Now, all of these approaches have the potential to be abused to support opinions that aren't actually the truth. I like to think that the truth usually wins in the end, but it's a concern worth noting. I think the "fairly" part comes in there. Any abuse of tactics -- supporting a knowingly false opinion -- is not, by defination, fair, so would break this rule.
Finally, the temptation might be to condemn those who require more listening to than others, but I ask instead that we be patient with it and try to understand why it's best to start with listening. After all, as much as I think it unwise and even a bit silly to pretend you believe something you don't just to be contrary, I myself am prone to that temptation. For me, due to basically luck in encountering the right information, it helped me realize we should be focused on finding the truth.
But the opposite way of thinking can lead to that too or can also lead to naivete, and we shouldn't condemn each other for being different. Instead, we should encourage truth-seeking in debate, regardless of personality, and kindness.

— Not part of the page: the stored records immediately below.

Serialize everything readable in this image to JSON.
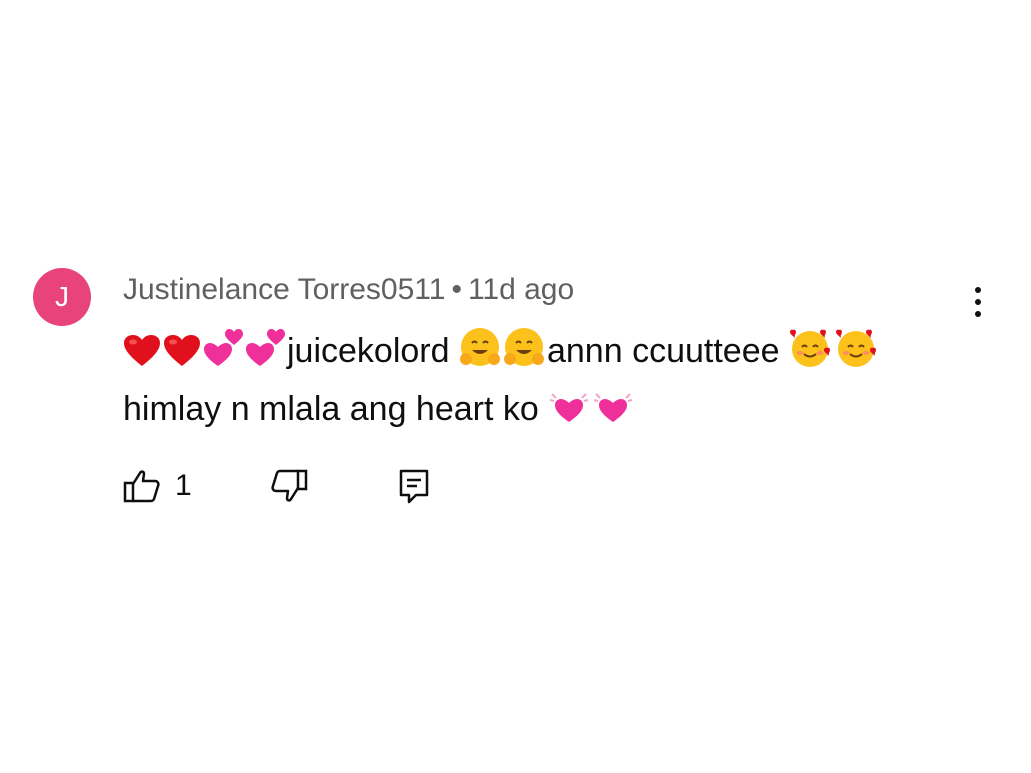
{
  "comment": {
    "avatar_letter": "J",
    "avatar_color": "#e8437a",
    "author": "Justinelance Torres0511",
    "separator": "•",
    "timestamp": "11d ago",
    "line1_text_a": "juicekolord ",
    "line1_text_b": "annn ccuutteee ",
    "line2_text": "himlay n mlala ang heart ko ",
    "emojis": [
      "red-heart",
      "red-heart",
      "two-hearts",
      "two-hearts",
      "hugging-face",
      "hugging-face",
      "smiling-face-with-hearts",
      "smiling-face-with-hearts",
      "beating-heart",
      "beating-heart"
    ],
    "like_count": "1"
  },
  "icons": {
    "menu": "more-vertical-icon",
    "like": "thumbs-up-icon",
    "dislike": "thumbs-down-icon",
    "reply": "reply-comment-icon"
  }
}
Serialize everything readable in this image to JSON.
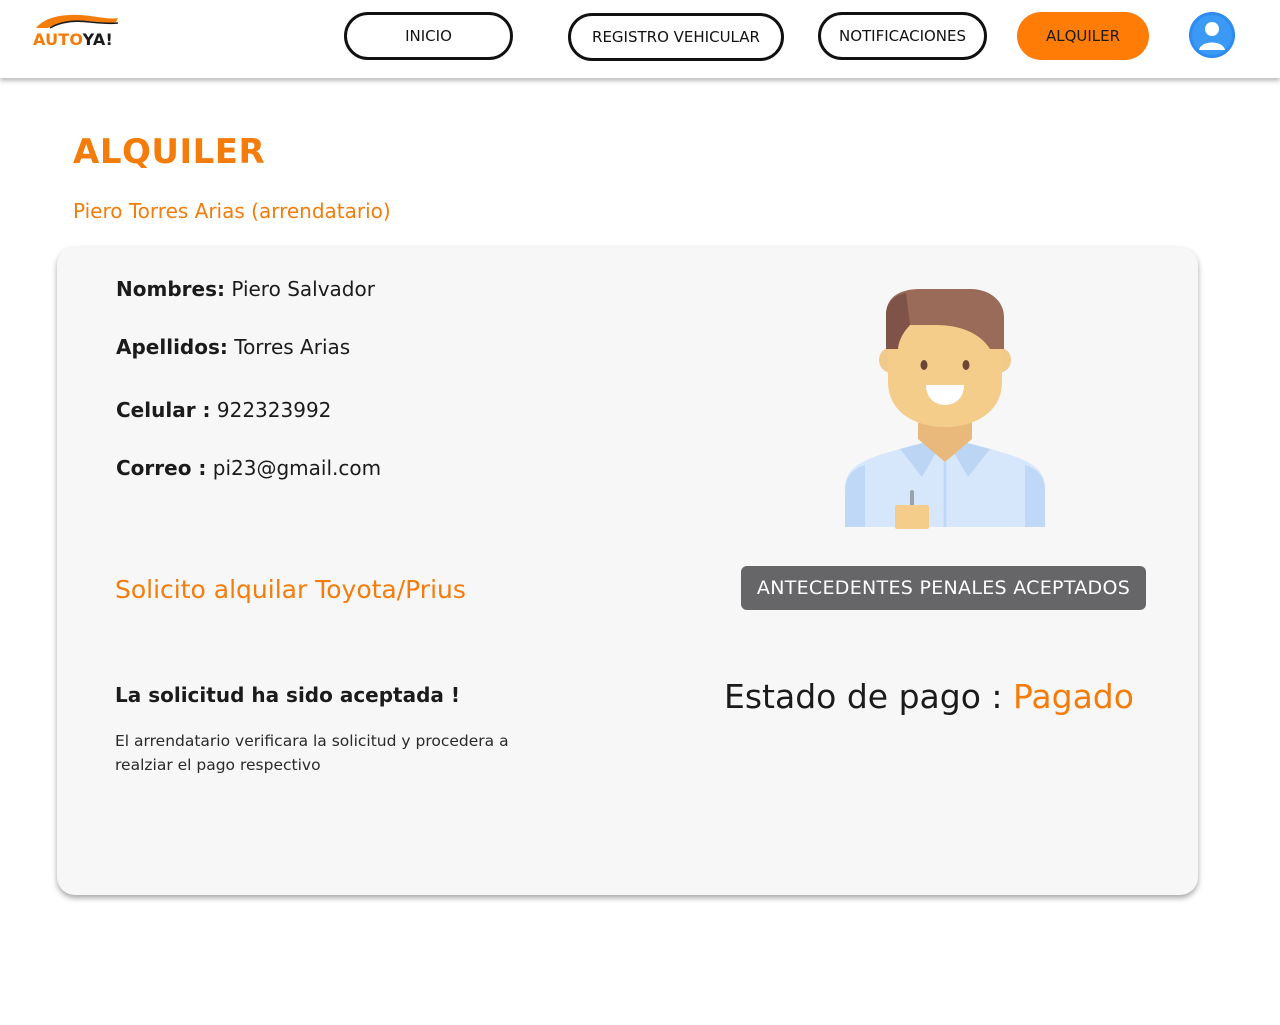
{
  "brand": {
    "logo_part1": "AUTO",
    "logo_part2": "YA!",
    "colors": {
      "accent": "#ff7d06",
      "text": "#1b1b1b",
      "card_bg": "#f7f7f7",
      "badge_bg": "#666568"
    }
  },
  "nav": {
    "inicio": "INICIO",
    "registro": "REGISTRO VEHICULAR",
    "notificaciones": "NOTIFICACIONES",
    "alquiler": "ALQUILER",
    "profile_icon": "user-avatar-icon"
  },
  "page": {
    "title": "ALQUILER",
    "subtitle": "Piero Torres Arias (arrendatario)"
  },
  "tenant": {
    "nombres_label": "Nombres:",
    "nombres_value": "Piero Salvador",
    "apellidos_label": "Apellidos:",
    "apellidos_value": "Torres Arias",
    "celular_label": "Celular :",
    "celular_value": "922323992",
    "correo_label": "Correo :",
    "correo_value": "pi23@gmail.com",
    "avatar_icon": "person-illustration-icon"
  },
  "request": {
    "solicito": "Solicito alquilar  Toyota/Prius",
    "antecedentes": "ANTECEDENTES PENALES  ACEPTADOS",
    "status_title": "La solicitud ha sido aceptada !",
    "status_desc": "El arrendatario verificara la solicitud y procedera a realziar el pago respectivo",
    "pago_label": "Estado de pago : ",
    "pago_value": "Pagado"
  }
}
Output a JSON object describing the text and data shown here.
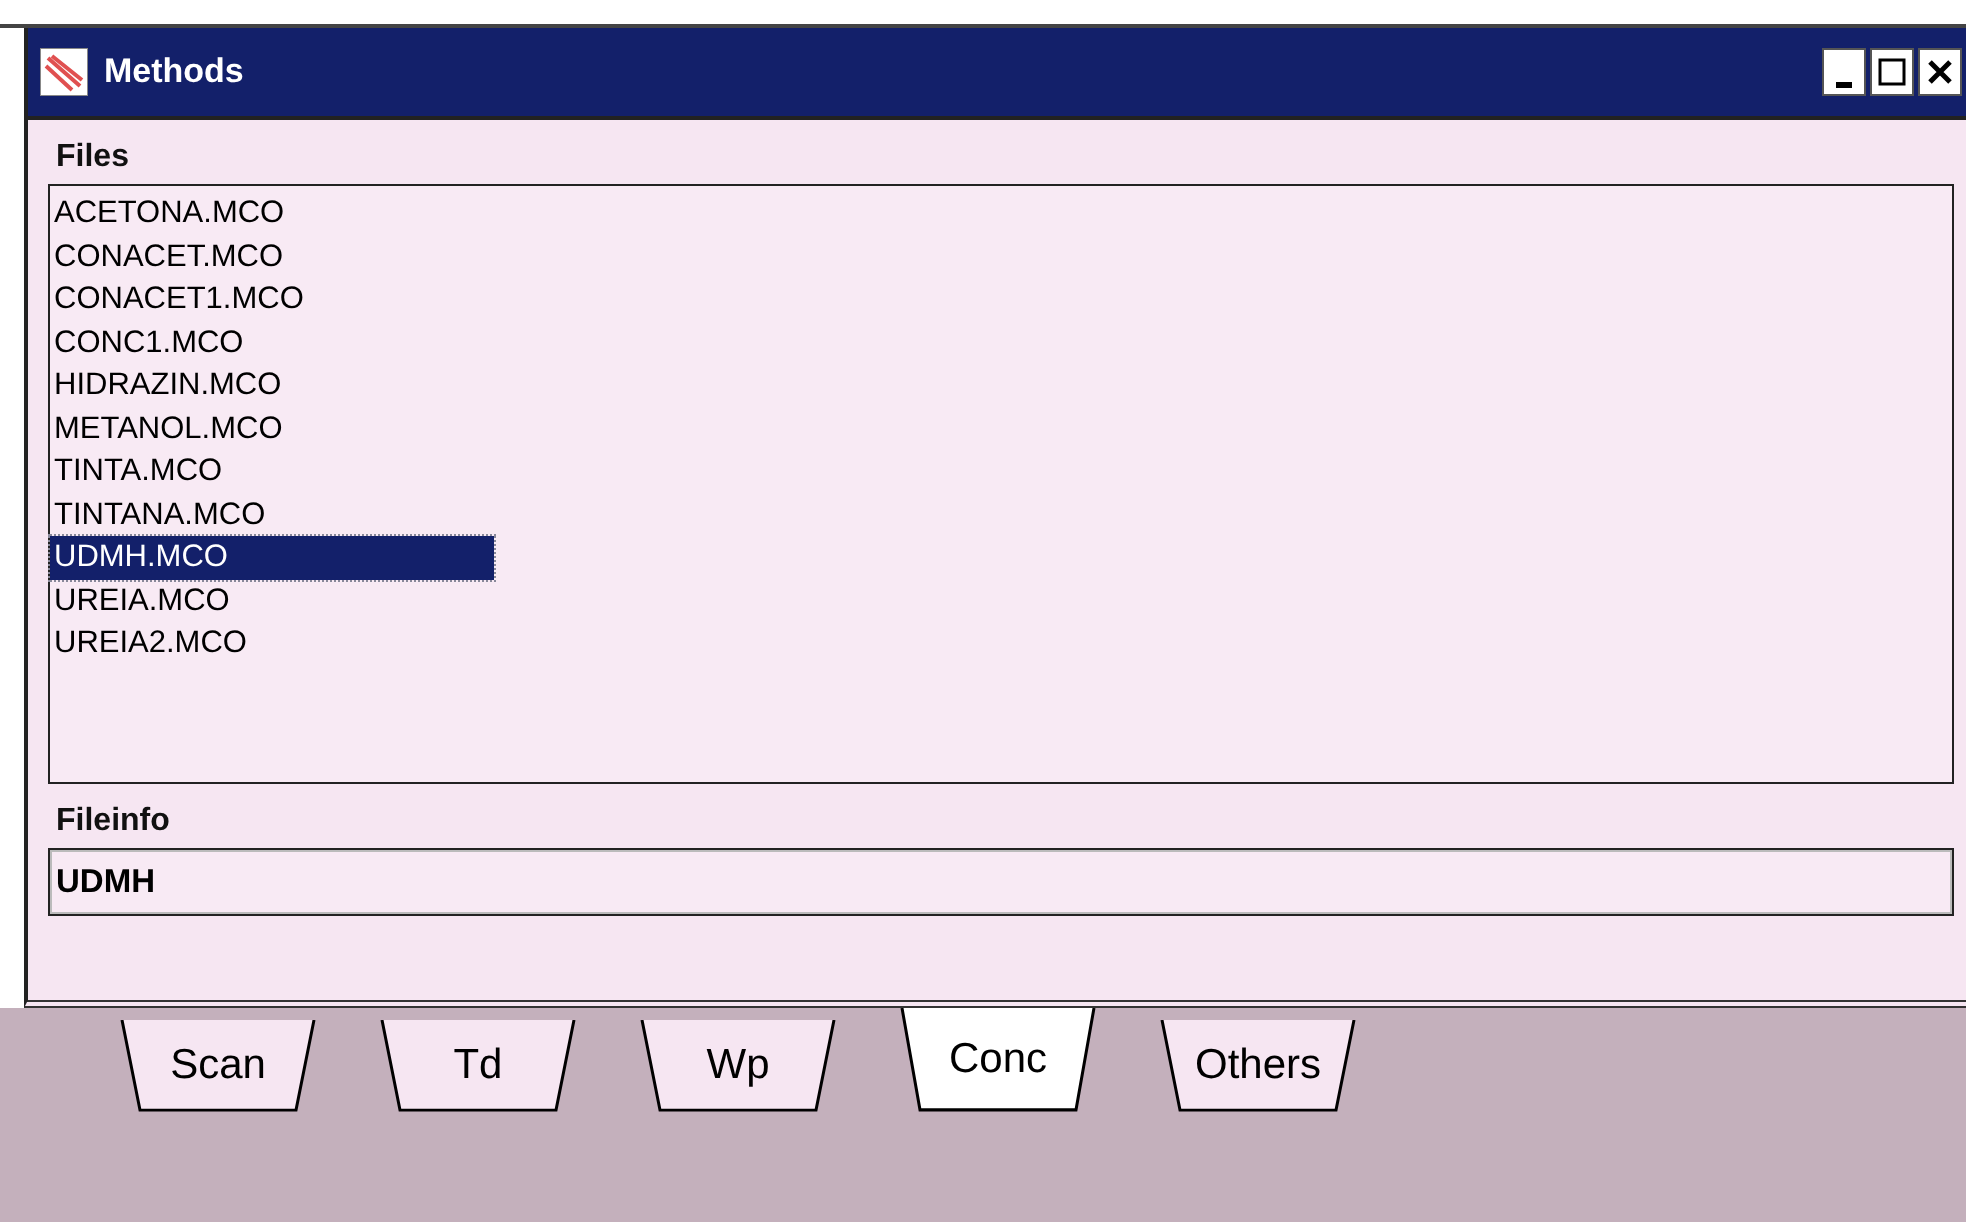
{
  "window": {
    "title": "Methods"
  },
  "files": {
    "label": "Files",
    "items": [
      {
        "name": "ACETONA.MCO",
        "selected": false
      },
      {
        "name": "CONACET.MCO",
        "selected": false
      },
      {
        "name": "CONACET1.MCO",
        "selected": false
      },
      {
        "name": "CONC1.MCO",
        "selected": false
      },
      {
        "name": "HIDRAZIN.MCO",
        "selected": false
      },
      {
        "name": "METANOL.MCO",
        "selected": false
      },
      {
        "name": "TINTA.MCO",
        "selected": false
      },
      {
        "name": "TINTANA.MCO",
        "selected": false
      },
      {
        "name": "UDMH.MCO",
        "selected": true
      },
      {
        "name": "UREIA.MCO",
        "selected": false
      },
      {
        "name": "UREIA2.MCO",
        "selected": false
      }
    ]
  },
  "fileinfo": {
    "label": "Fileinfo",
    "value": "UDMH"
  },
  "tabs": [
    {
      "label": "Scan",
      "selected": false
    },
    {
      "label": "Td",
      "selected": false
    },
    {
      "label": "Wp",
      "selected": false
    },
    {
      "label": "Conc",
      "selected": true
    },
    {
      "label": "Others",
      "selected": false
    }
  ]
}
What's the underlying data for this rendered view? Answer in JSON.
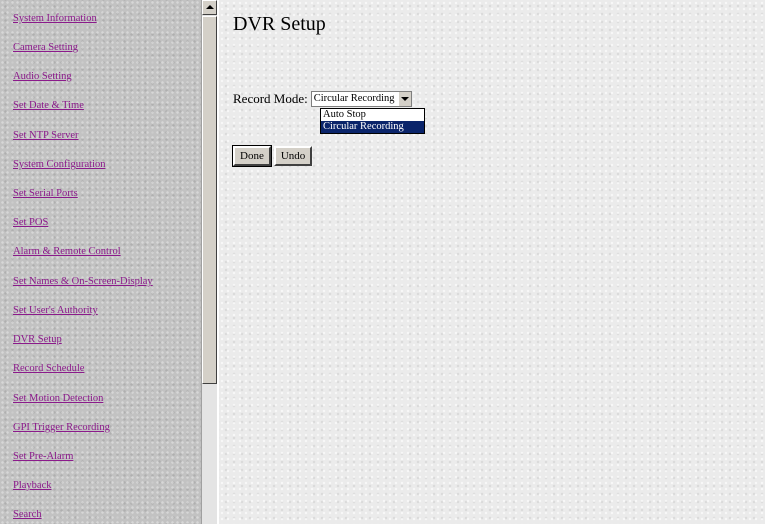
{
  "sidebar": {
    "items": [
      {
        "label": "System Information"
      },
      {
        "label": "Camera Setting"
      },
      {
        "label": "Audio Setting"
      },
      {
        "label": "Set Date & Time"
      },
      {
        "label": "Set NTP Server"
      },
      {
        "label": "System Configuration"
      },
      {
        "label": "Set Serial Ports"
      },
      {
        "label": "Set POS"
      },
      {
        "label": "Alarm & Remote Control"
      },
      {
        "label": "Set Names & On-Screen-Display"
      },
      {
        "label": "Set User's Authority"
      },
      {
        "label": "DVR Setup"
      },
      {
        "label": "Record Schedule"
      },
      {
        "label": "Set Motion Detection"
      },
      {
        "label": "GPI Trigger Recording"
      },
      {
        "label": "Set Pre-Alarm"
      },
      {
        "label": "Playback"
      },
      {
        "label": "Search"
      }
    ]
  },
  "main": {
    "title": "DVR Setup",
    "record_mode": {
      "label": "Record Mode:",
      "selected_value": "Circular Recording",
      "options": [
        "Auto Stop",
        "Circular Recording"
      ]
    },
    "buttons": {
      "done_label": "Done",
      "undo_label": "Undo"
    }
  },
  "colors": {
    "link": "#8b1a8b",
    "selection_highlight": "#0a246a"
  }
}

And who is to say that there isn't a contrarian in everybody? I don't know yet, but my running theory is that listening first is the wise course of action with everybody. Again, it's not always possible (someone has to speak first, or nothing is spoken; see Rule #4), but it should be our goal.
So it is for that reason that I place listening fairly as Rule #1 -- and I do mean it as Step #1.
Listen... then speak.
Next up I'll look at Rule 2: Avoid negative labels. Comment/question/disagree/etc. here.